Healthcare organizations are increasingly deploying cloud-based communications solutions — from voicemail to chat to SMS — to help them communicate more efficiently and improve patient care. And because these organizations handle patient data while streamlining communications through the cloud, it's critical that they use HIPAA compliant cloud technology.
The key to HIPAA compliance and the cloud begins with your communications provider, also known as a business associate. According to the Department of Health and Human Services, the HIPAA Privacy Rule requires all covered entities to have Business Associate Agreements (BAAs) with third-party vendors to regulate how electronic protected health information (PHI) is created, received, maintained, or transmitted. Many cloud communications providers and business associates, however, operate without HIPAA compliant technology or BAAs — putting their associated organizations at risk of violation penalties.
Here's a closer look at why having HIPAA compliant cloud providers is crucial for any healthcare organization.
Why HIPAA Compliance Matters
Vetting your cloud communications provider for HIPAA compliance is a critical part of maintaining a responsible practice. A report in the HIPAA Journal noted that in 2017, nearly one-fifth of all data breaches — an increase from 2016 — involved business associates either directly or through their involvement with a covered entity.
It's not just large organizations that are under attack, either. The HIPAA Journal's 2018 Q1 report demonstrates the vulnerability of healthcare organizations of all sizes, from single-office practices to large operations, including both health providers and health plans. Thus, no matter the size or type of your healthcare organization, it's important to assess whether you're taking on HIPAA compliant cloud technology when using a third-party cloud provider to deliver your communications solutions. Otherwise, the risk of a data breach — and the potential of an audit from the Office of Civil Rights (OCR) — can increase significantly.
How HIPAA and the Cloud Improve Communication
Cloud solutions can improve communication in the medical field, though, and concerns about HIPAA shouldn't deter healthcare organizations from using them. It's important to understand, however, which cloud technologies require HIPAA compliance and to vet providers accordingly.

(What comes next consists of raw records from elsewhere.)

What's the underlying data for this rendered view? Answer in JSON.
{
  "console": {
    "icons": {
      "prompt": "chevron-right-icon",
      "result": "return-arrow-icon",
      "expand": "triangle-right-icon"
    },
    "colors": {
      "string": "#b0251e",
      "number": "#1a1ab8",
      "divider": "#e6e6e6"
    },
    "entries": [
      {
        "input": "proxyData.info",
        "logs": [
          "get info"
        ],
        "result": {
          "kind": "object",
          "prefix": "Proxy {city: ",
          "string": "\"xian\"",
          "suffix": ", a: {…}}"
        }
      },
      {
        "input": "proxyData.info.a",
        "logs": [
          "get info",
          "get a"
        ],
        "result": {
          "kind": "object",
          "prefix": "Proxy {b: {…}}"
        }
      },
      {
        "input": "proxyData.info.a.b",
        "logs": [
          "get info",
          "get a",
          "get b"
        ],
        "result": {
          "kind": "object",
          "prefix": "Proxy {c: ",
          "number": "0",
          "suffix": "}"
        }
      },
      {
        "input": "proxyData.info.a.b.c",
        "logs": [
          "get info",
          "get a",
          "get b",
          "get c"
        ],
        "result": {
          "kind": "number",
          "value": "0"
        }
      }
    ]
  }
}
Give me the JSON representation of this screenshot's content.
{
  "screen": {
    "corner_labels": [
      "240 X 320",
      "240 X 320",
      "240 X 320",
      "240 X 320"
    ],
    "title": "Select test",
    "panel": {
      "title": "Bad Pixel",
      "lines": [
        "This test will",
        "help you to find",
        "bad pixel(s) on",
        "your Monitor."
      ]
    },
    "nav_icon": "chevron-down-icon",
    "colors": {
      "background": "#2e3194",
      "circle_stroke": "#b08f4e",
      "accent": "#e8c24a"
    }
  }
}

For example, many cloud communication systems offer more flexibility and accessibility for providers and patients. Cloud communication systems make it easy to route calls through a virtual receptionist to quickly connect patients to the right medical department, prioritize incoming calls according to their level of urgency, and route calls to any device at any location so medical professionals can provide excellent patient care even when they are in transit. These capabilities improve the patient experience and free up staff time, and because a cloud communication system receives and transmits patient data, the system must be HIPAA compliant.
Other cloud-based communications, such as chat and SMS, also facilitate real-time communication between patients and providers, which is especially important when patients are unable to visit an office or hospital in person. Call recording and even visual fax also help healthcare providers record and track patient data. Here again, though, the cloud service provider hosting these technologies should have invested in a high level of data security to protect patient health data as it is being transmitted, received, or maintained.
Cloud communications solutions offer a number of benefits to both patients and healthcare organizations — from cost savings to better patient communications — and medical offices shouldn't shy away from using these communication tools because of HIPAA concerns.
What to Look for in a Provider
It can be challenging to determine whether your cloud provider is taking data security, privacy, and HIPAA compliance concerns seriously. To ensure that your cloud provider is HIPAA compliant, start by establishing a BAA. As part of the agreement, ask the provider to demonstrate that it has implemented the required safeguards, which it can do by investing in certification from a third-party organization like the Health Information Trust Alliance (HITRUST). This type of certification is the industry standard in the United States for verifying HIPAA compliance.
Additionally, ask the cloud communications provider if it has suffered any recent data breaches. If so, ask how it has improved its data security and privacy to support HIPAA, and check to see that it currently uses a platform with multiple levels of data encryption and security for extra protection. Verifying that your provider takes compliance seriously and has invested the resources and expertise necessary to meet HIPAA compliance standards is absolutely necessary when forming a BAA with a cloud provider.
Cloud communications solutions offer a number of benefits to both patients and healthcare organizations — from cost savings to better patient communications — and medical offices shouldn't shy away from using these communication tools because of HIPAA concerns. But they should do their homework, making sure to select a cloud service provider who has invested heavily in data security and privacy, as well as third-party certification to verify that their technologies are HIPAA-compliant.